### EXERCISE INPUTS
* * *

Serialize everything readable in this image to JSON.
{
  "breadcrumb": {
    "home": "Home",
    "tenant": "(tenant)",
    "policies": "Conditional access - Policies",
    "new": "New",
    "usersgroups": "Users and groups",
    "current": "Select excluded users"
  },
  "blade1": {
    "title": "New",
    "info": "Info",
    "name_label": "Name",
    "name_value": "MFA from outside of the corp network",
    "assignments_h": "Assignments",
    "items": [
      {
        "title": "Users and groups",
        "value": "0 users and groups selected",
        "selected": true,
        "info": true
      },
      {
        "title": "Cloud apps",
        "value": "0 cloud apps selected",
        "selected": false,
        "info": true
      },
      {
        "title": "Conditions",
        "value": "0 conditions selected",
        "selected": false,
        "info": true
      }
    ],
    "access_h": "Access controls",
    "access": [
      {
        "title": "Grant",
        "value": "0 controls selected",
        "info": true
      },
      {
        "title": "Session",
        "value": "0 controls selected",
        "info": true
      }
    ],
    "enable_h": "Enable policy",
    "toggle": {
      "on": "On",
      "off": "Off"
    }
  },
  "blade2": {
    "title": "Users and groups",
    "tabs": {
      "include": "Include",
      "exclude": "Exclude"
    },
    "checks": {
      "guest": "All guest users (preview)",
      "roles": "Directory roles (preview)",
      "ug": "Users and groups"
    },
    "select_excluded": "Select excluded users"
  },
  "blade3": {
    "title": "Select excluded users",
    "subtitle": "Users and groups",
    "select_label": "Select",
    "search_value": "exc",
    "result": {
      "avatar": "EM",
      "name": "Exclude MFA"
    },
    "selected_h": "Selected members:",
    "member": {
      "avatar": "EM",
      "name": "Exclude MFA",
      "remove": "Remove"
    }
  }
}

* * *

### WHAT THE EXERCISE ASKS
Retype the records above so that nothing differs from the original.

### SOLUTION
Serialize everything readable in this image to JSON.
{
  "breadcrumb": {
    "home": "Home",
    "tenant": "(tenant)",
    "policies": "Conditional access - Policies",
    "new": "New",
    "usersgroups": "Users and groups",
    "current": "Select excluded users"
  },
  "blade1": {
    "title": "New",
    "info": "Info",
    "name_label": "Name",
    "name_value": "MFA from outside of the corp network",
    "assignments_h": "Assignments",
    "items": [
      {
        "title": "Users and groups",
        "value": "0 users and groups selected",
        "selected": true,
        "info": true
      },
      {
        "title": "Cloud apps",
        "value": "0 cloud apps selected",
        "selected": false,
        "info": true
      },
      {
        "title": "Conditions",
        "value": "0 conditions selected",
        "selected": false,
        "info": true
      }
    ],
    "access_h": "Access controls",
    "access": [
      {
        "title": "Grant",
        "value": "0 controls selected",
        "info": true
      },
      {
        "title": "Session",
        "value": "0 controls selected",
        "info": true
      }
    ],
    "enable_h": "Enable policy",
    "toggle": {
      "on": "On",
      "off": "Off"
    }
  },
  "blade2": {
    "title": "Users and groups",
    "tabs": {
      "include": "Include",
      "exclude": "Exclude"
    },
    "checks": {
      "guest": "All guest users (preview)",
      "roles": "Directory roles (preview)",
      "ug": "Users and groups"
    },
    "select_excluded": "Select excluded users"
  },
  "blade3": {
    "title": "Select excluded users",
    "subtitle": "Users and groups",
    "select_label": "Select",
    "search_value": "exc",
    "result": {
      "avatar": "EM",
      "name": "Exclude MFA"
    },
    "selected_h": "Selected members:",
    "member": {
      "avatar": "EM",
      "name": "Exclude MFA",
      "remove": "Remove"
    }
  }
}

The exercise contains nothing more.